Keating said that the company had made efforts to increase the number of women in management roles, boosting the percentage to 27 currently from 14% in 2011. They’ll be doing more, setting targets, and posting that information to the company’s website.
The other issue that Keating noted was that so many people on the list weren’t managers. Some of the people at the top of the Nalcor list got there because they logged significant overtime keeping the energy system running. He said the situation was typical of electricity companies.
The Telegram’s James McLeod compiled the so-called Sunshine List. He made public the first returns from the provincial government and some agencies, boards, and government corporations earlier this year.
Bittner had access to the raw data from McLeod’s research, something that university academics like Bittner seldom do routinely. McLeod posted the data from his list to Google docs, an online information-sharing system. From her comments, it appears Bittner did not look at the data nor does she apparently understand how government completes access to information requests.

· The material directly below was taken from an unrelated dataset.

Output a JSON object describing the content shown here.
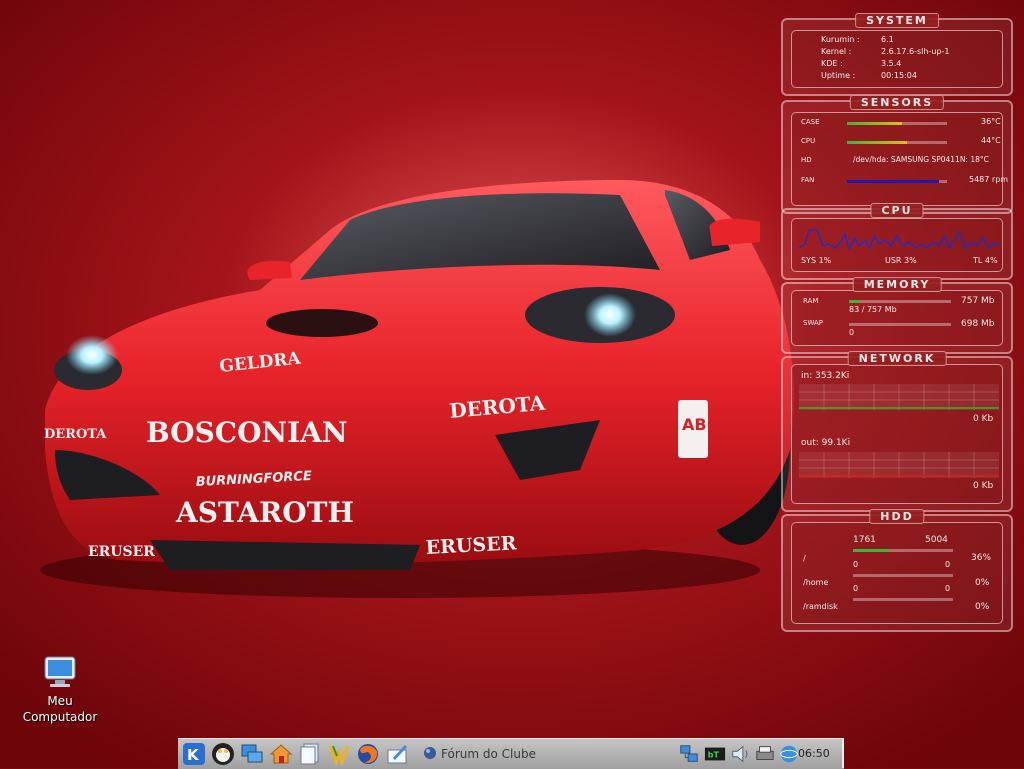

Bittner’s dismissal of research using access to information is bizarre given the prominent role that access requests play in a variety of political science research around the world. Two of her colleagues, associate dean of arts Alex Marland and Matthew Kerby – who now teaches in Australia - used access to information requests as part of their research into how the provincial government officials manage communications and how politicians in the province used open line radio programs for their political communications.
Bittner told CBC that the only reliable information would be compiled by government itself, based on government’s own criteria. According to CBC, Bittner said this is the way “accurate” information would be available.
The recent review of the province’s access laws showed the extent to which such an approach doesn’t always work. Bill 29 allowed government to release only the salary range for a given position. The privacy commissioner told the review commission that using the term “salary range” removed an accountability mechanism for senior executives who may have perks such as bonuses, severance pay, and vehicle or housing allowances that boost income.
“Salary range” also omitted the impact of overtime for all salary levels, a point not mentioned during the access review but included in McLeod’s data.